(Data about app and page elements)
::::

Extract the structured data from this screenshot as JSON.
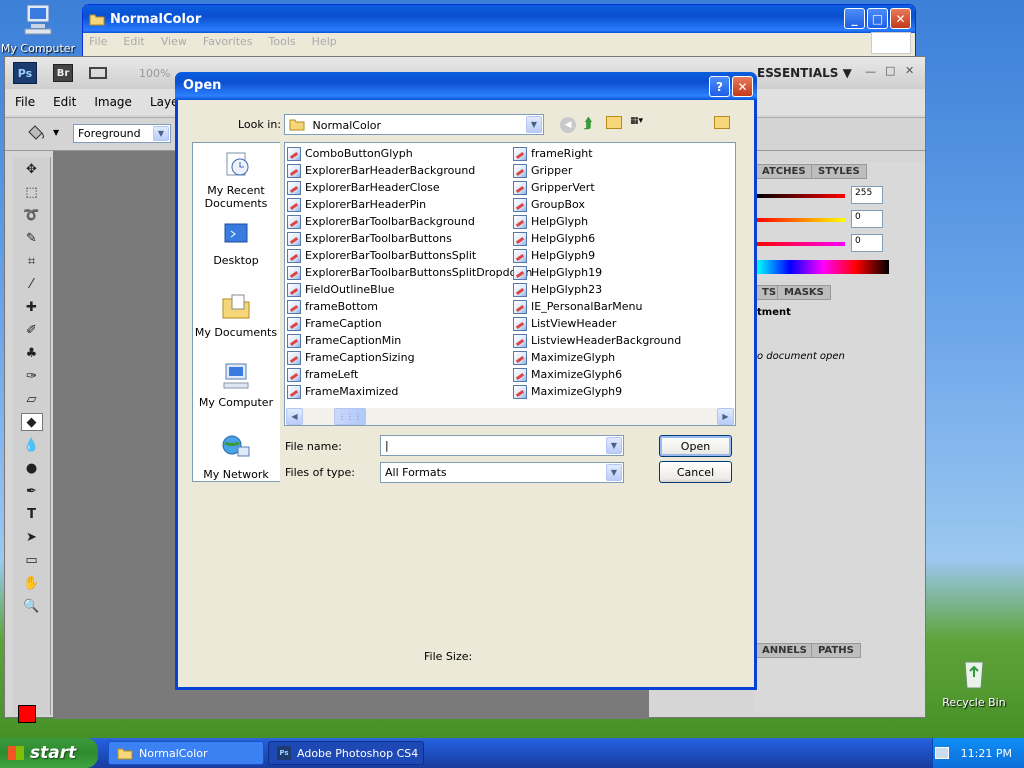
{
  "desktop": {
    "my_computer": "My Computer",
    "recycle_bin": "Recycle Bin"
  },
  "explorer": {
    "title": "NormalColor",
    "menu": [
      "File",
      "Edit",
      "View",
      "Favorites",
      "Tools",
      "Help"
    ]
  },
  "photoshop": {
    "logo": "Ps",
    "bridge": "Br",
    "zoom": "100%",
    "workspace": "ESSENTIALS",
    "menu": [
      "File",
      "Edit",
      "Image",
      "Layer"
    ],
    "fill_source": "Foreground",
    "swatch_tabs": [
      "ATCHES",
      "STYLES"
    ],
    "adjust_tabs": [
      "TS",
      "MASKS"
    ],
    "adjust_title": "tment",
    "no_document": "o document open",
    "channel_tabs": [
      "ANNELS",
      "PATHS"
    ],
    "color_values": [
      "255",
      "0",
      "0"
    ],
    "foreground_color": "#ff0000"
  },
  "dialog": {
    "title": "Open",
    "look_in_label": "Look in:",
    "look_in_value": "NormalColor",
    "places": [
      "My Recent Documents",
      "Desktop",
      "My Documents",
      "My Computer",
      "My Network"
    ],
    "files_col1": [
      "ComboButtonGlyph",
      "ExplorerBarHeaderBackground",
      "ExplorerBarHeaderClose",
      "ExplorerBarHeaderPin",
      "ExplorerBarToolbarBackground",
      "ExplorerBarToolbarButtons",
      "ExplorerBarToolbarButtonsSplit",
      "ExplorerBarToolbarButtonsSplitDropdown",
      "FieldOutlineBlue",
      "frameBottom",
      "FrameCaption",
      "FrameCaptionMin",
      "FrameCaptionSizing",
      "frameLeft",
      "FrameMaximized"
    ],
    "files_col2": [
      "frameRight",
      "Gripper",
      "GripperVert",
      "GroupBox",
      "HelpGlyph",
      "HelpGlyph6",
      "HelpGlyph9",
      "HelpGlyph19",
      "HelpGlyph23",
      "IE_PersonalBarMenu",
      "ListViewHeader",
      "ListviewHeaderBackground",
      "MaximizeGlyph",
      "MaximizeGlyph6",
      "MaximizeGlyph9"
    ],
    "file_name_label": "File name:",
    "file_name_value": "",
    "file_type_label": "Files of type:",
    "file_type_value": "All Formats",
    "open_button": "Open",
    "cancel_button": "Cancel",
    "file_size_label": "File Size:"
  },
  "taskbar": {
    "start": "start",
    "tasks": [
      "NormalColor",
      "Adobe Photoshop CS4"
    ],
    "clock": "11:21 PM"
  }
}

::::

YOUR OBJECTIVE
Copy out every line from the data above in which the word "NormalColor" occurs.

RESPONSE AREA
    "title": "NormalColor",
    "look_in_value": "NormalColor",
      "NormalColor",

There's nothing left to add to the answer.